#### WHAT THE EXERCISE ASKS:
The response should be an exact copy of the records, with the pictures removed.

#### PROVIDED MATERIAL:
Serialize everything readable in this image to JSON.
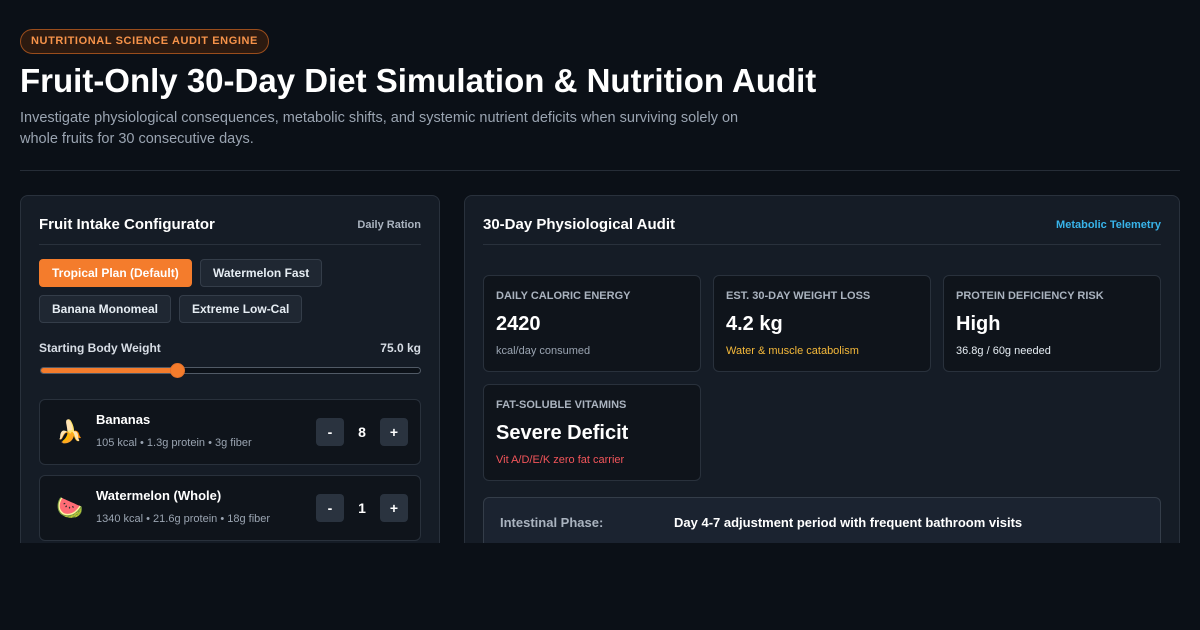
{
  "header": {
    "badge": "NUTRITIONAL SCIENCE AUDIT ENGINE",
    "title": "Fruit-Only 30-Day Diet Simulation & Nutrition Audit",
    "subtitle": "Investigate physiological consequences, metabolic shifts, and systemic nutrient deficits when surviving solely on whole fruits for 30 consecutive days."
  },
  "configurator": {
    "title": "Fruit Intake Configurator",
    "tag": "Daily Ration",
    "presets": [
      {
        "label": "Tropical Plan (Default)",
        "active": true
      },
      {
        "label": "Watermelon Fast",
        "active": false
      },
      {
        "label": "Banana Monomeal",
        "active": false
      },
      {
        "label": "Extreme Low-Cal",
        "active": false
      }
    ],
    "weight": {
      "label": "Starting Body Weight",
      "value_text": "75.0 kg",
      "level": 0.36
    },
    "fruits": [
      {
        "icon": "banana-icon",
        "emoji": "🍌",
        "name": "Bananas",
        "meta": "105 kcal • 1.3g protein • 3g fiber",
        "minus": "-",
        "count": "8",
        "plus": "+"
      },
      {
        "icon": "watermelon-icon",
        "emoji": "🍉",
        "name": "Watermelon (Whole)",
        "meta": "1340 kcal • 21.6g protein • 18g fiber",
        "minus": "-",
        "count": "1",
        "plus": "+"
      }
    ]
  },
  "audit": {
    "title": "30-Day Physiological Audit",
    "tag": "Metabolic Telemetry",
    "metrics": [
      {
        "label": "DAILY CALORIC ENERGY",
        "value": "2420",
        "note": "kcal/day consumed",
        "note_color": "#9aa4b1"
      },
      {
        "label": "EST. 30-DAY WEIGHT LOSS",
        "value": "4.2 kg",
        "note": "Water & muscle catabolism",
        "note_color": "#f5b93a"
      },
      {
        "label": "PROTEIN DEFICIENCY RISK",
        "value": "High",
        "note": "36.8g / 60g needed",
        "note_color": "#e6edf3"
      },
      {
        "label": "FAT-SOLUBLE VITAMINS",
        "value": "Severe Deficit",
        "note": "Vit A/D/E/K zero fat carrier",
        "note_color": "#f2555a"
      }
    ],
    "phase": {
      "label": "Intestinal Phase:",
      "text": "Day 4-7 adjustment period with frequent bathroom visits"
    }
  }
}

#### ANSWER SPACE:
Serialize everything readable in this image to JSON.
{
  "header": {
    "badge": "NUTRITIONAL SCIENCE AUDIT ENGINE",
    "title": "Fruit-Only 30-Day Diet Simulation & Nutrition Audit",
    "subtitle": "Investigate physiological consequences, metabolic shifts, and systemic nutrient deficits when surviving solely on whole fruits for 30 consecutive days."
  },
  "configurator": {
    "title": "Fruit Intake Configurator",
    "tag": "Daily Ration",
    "presets": [
      {
        "label": "Tropical Plan (Default)",
        "active": true
      },
      {
        "label": "Watermelon Fast",
        "active": false
      },
      {
        "label": "Banana Monomeal",
        "active": false
      },
      {
        "label": "Extreme Low-Cal",
        "active": false
      }
    ],
    "weight": {
      "label": "Starting Body Weight",
      "value_text": "75.0 kg",
      "level": 0.36
    },
    "fruits": [
      {
        "icon": "banana-icon",
        "emoji": "🍌",
        "name": "Bananas",
        "meta": "105 kcal • 1.3g protein • 3g fiber",
        "minus": "-",
        "count": "8",
        "plus": "+"
      },
      {
        "icon": "watermelon-icon",
        "emoji": "🍉",
        "name": "Watermelon (Whole)",
        "meta": "1340 kcal • 21.6g protein • 18g fiber",
        "minus": "-",
        "count": "1",
        "plus": "+"
      }
    ]
  },
  "audit": {
    "title": "30-Day Physiological Audit",
    "tag": "Metabolic Telemetry",
    "metrics": [
      {
        "label": "DAILY CALORIC ENERGY",
        "value": "2420",
        "note": "kcal/day consumed",
        "note_color": "#9aa4b1"
      },
      {
        "label": "EST. 30-DAY WEIGHT LOSS",
        "value": "4.2 kg",
        "note": "Water & muscle catabolism",
        "note_color": "#f5b93a"
      },
      {
        "label": "PROTEIN DEFICIENCY RISK",
        "value": "High",
        "note": "36.8g / 60g needed",
        "note_color": "#e6edf3"
      },
      {
        "label": "FAT-SOLUBLE VITAMINS",
        "value": "Severe Deficit",
        "note": "Vit A/D/E/K zero fat carrier",
        "note_color": "#f2555a"
      }
    ],
    "phase": {
      "label": "Intestinal Phase:",
      "text": "Day 4-7 adjustment period with frequent bathroom visits"
    }
  }
}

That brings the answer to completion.